Belarus values Latvia’s experience developing e-management

Belarus values Latvia’s positive experience in development of e-management. Constructive cooperation in this field has provided residents in Latvia and Belarus with cheaper roaming tariffs and improved mobile broadband development, as reported by Environment Protection and Regional Development Ministry.

Poor skills in digital technologies can reduce one’s competitiveness on the market

Only 2% of board members in Latvia’s leading retail trade companies have skills working with digital technologies. The same applies to 6% of board members in transport and logistics companies, 4% - in energy companies and 0% in manufacturing companies, according to results of a study performed by personnel selection company Amrop.

Government decides not to support Ventspils’ involvement in Nord Stream 2

This week, Latvian government decided behind closed doors not to support the involvement of Ventspils Freeport in the Nord Stream 2 project, according to publicly available information.

Estonia to invest millions in IT and technology business development in regions

Close to 160 million euros are planned to be invested in developing the sector of information and communications technologies in Estonia outside larger cities, according to a state budget strategy for 2018-2021 by the Estonian government.

Bite buys Unistars and gains access to 5G frequency

Mobile communications operator Bite has bought telecommunications company Unistars, making a major step towards introducing 5G network in Latvia, as reported by Bite manager Kaspars Buls.

Study: Latvian businessmen feel threatened the most by increasing tax burden

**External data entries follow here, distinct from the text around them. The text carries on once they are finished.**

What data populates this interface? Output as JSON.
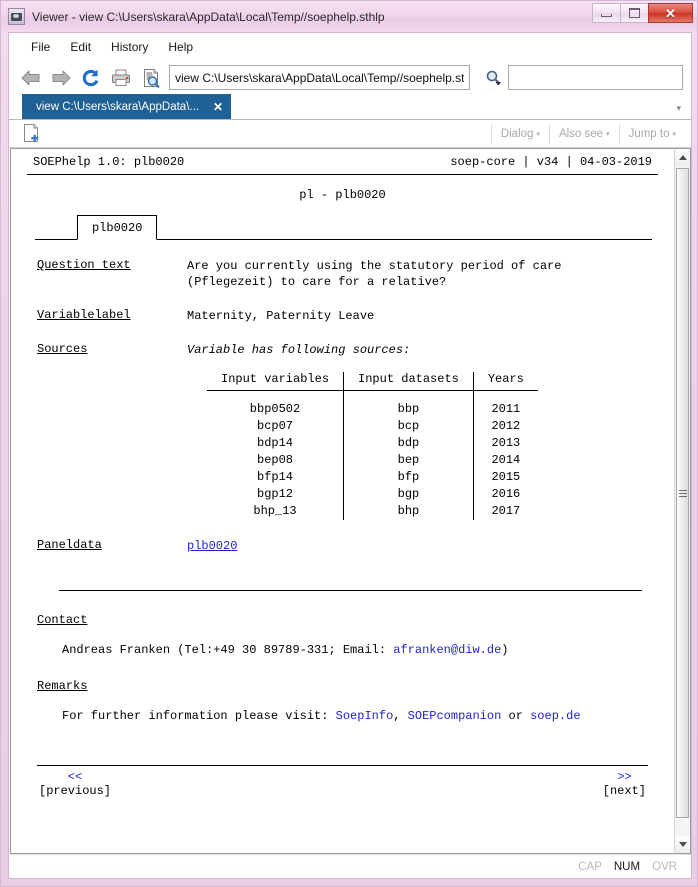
{
  "window": {
    "title": "Viewer - view C:\\Users\\skara\\AppData\\Local\\Temp//soephelp.sthlp",
    "icon": "viewer-icon",
    "buttons": {
      "minimize": "minimize-icon",
      "maximize": "maximize-icon",
      "close": "✕"
    }
  },
  "menubar": {
    "items": [
      {
        "label": "File"
      },
      {
        "label": "Edit"
      },
      {
        "label": "History"
      },
      {
        "label": "Help"
      }
    ]
  },
  "toolbar": {
    "back_icon": "back-arrow-icon",
    "forward_icon": "forward-arrow-icon",
    "refresh_icon": "refresh-icon",
    "print_icon": "print-icon",
    "find_icon": "find-in-document-icon",
    "address_value": "view C:\\Users\\skara\\AppData\\Local\\Temp//soephelp.sthlp",
    "address_placeholder": "",
    "search_icon": "search-magnifier-icon",
    "search_value": "",
    "search_placeholder": ""
  },
  "tabstrip": {
    "tab_label": "view C:\\Users\\skara\\AppData\\...",
    "tab_close": "✕",
    "overflow_caret": "▾"
  },
  "viewer_header": {
    "new_doc_icon": "new-document-icon",
    "buttons": [
      {
        "label": "Dialog",
        "caret": "▾"
      },
      {
        "label": "Also see",
        "caret": "▾"
      },
      {
        "label": "Jump to",
        "caret": "▾"
      }
    ]
  },
  "document": {
    "header_left": "SOEPhelp 1.0: plb0020",
    "header_right": "soep-core | v34 | 04-03-2019",
    "title": "pl - plb0020",
    "subtab": "plb0020",
    "fields": [
      {
        "label": "Question text",
        "lines": [
          "Are you currently using the statutory period of care",
          "(Pflegezeit) to care for a relative?"
        ]
      },
      {
        "label": "Variablelabel",
        "lines": [
          "Maternity, Paternity Leave"
        ]
      },
      {
        "label": "Sources",
        "lines": [
          "Variable has following sources:"
        ]
      }
    ],
    "sources_table": {
      "headers": [
        "Input variables",
        "Input datasets",
        "Years"
      ],
      "rows": [
        [
          "bbp0502",
          "bbp",
          "2011"
        ],
        [
          "bcp07",
          "bcp",
          "2012"
        ],
        [
          "bdp14",
          "bdp",
          "2013"
        ],
        [
          "bep08",
          "bep",
          "2014"
        ],
        [
          "bfp14",
          "bfp",
          "2015"
        ],
        [
          "bgp12",
          "bgp",
          "2016"
        ],
        [
          "bhp_13",
          "bhp",
          "2017"
        ]
      ]
    },
    "paneldata": {
      "label": "Paneldata",
      "link": "plb0020"
    },
    "contact": {
      "heading": "Contact",
      "text_before": "Andreas Franken (Tel:+49 30 89789-331; Email: ",
      "email": "afranken@diw.de",
      "text_after": ")"
    },
    "remarks": {
      "heading": "Remarks",
      "text_before": "For further information please visit: ",
      "link1": "SoepInfo",
      "sep1": ", ",
      "link2": "SOEPcompanion",
      "sep2": " or ",
      "link3": "soep.de"
    },
    "nav": {
      "prev_arrows": "<<",
      "prev_label": "[previous]",
      "next_arrows": ">>",
      "next_label": "[next]"
    }
  },
  "scrollbar": {
    "up": "scroll-up-arrow",
    "down": "scroll-down-arrow"
  },
  "statusbar": {
    "cap": "CAP",
    "num": "NUM",
    "ovr": "OVR"
  },
  "colors": {
    "frame": "#eed5ea",
    "tab_active": "#1f6095",
    "link": "#2222cc",
    "close_button": "#c93326"
  }
}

Nearly all Latvian CEOs expect competition to grow in the future. In addition, this will happen in conditions of deficit of qualified workers, according to results of a study performed by PricewaterhouseCoopers.